                    35. Misdorp W, Else RW, Hellmen E, Lipscomb TP: Histological classification of mammary tumours of the dog and cat. 2nd series. Washington: Armed Forces Institute of Pathology; 1999.
                    36. Misdorp W: Tumours of the mammary gland. In Tumours in domestic animals. 4th edition. Edited by: Meuten DJ. Ames: Iowa State Press; 2002:575–606.View Article
                    37. Niveditha SR, Bajaj P: Vimentin expression in breast carcinomas. Indian J Pathol Microbiol 2003, 46:579–584.PubMed
                    38. Gould VE: Histogenesis and differentiation: a reevaluation of these concepts as criteria for the classification of tumours. Hum Pathol 1986, 14:212–214.View Article
                    39. Thiery JP: Epithelial-mesenchymal transitions in development and pathologies. Curr Opin Cell Biol 2002, 15:740–746.View Article
                    40. Kalluri R, Weinberg RA: The basics of epithelialmesenchymal transition. J Clin Invest 2009, 119:1420–1428.PubMedView Article
                    41. Wanless IR, Zahradnik J, Heathcote EJ: Hepatic cysts of periductal gland origin presenting as obstructive jaundice. Gastroenteroly 1987, 93:894–898.
                    42. Seguchi T, Akiyama Y, Itoh H, Tanaka H, Naganuma S, Nagaike K, Uchiyama S, Kataoka H: Multiple hepatic peribiliary cysts with cirrhosis. J Gastroenterol 2004, 39:384–390.PubMedView Article

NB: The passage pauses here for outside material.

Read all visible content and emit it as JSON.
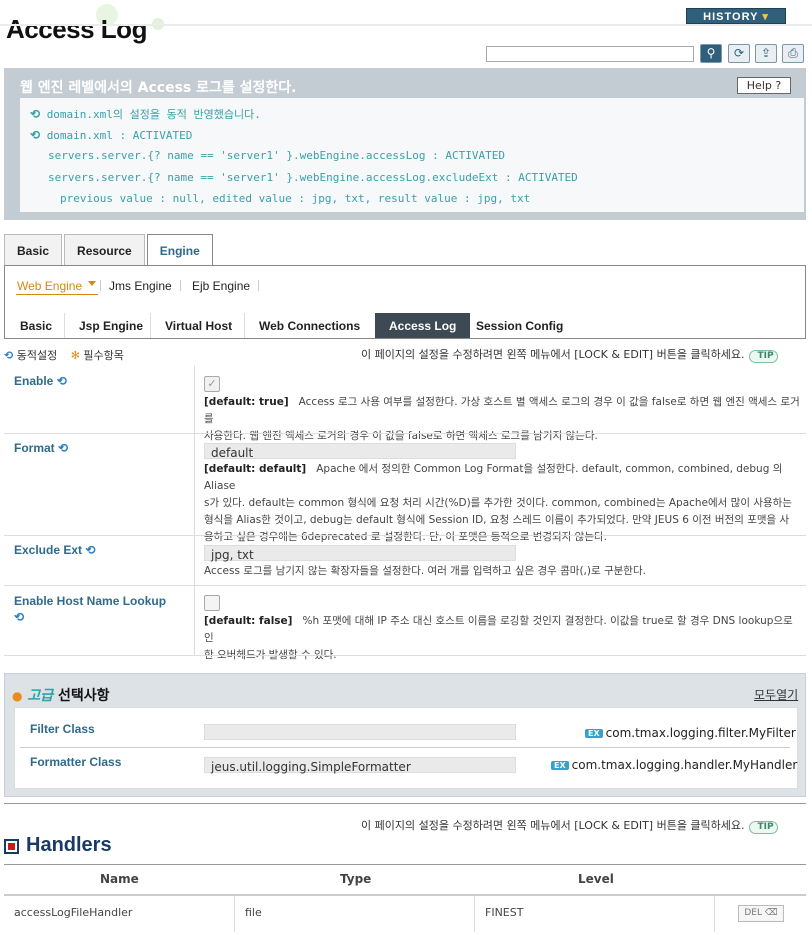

                    Copyright

                    © Cagnini et al.; licensee BioMed Central Ltd. 2012

                    This article is published under license to BioMed Central Ltd. This is an Open Access article distributed under the terms of the Creative Commons Attribution License (http://​creativecommons.​org/​licenses/​by/​2.​0), which permits unrestricted use, distribution, and reproduction in any medium, provided the original work is properly cited.

                    Advertisement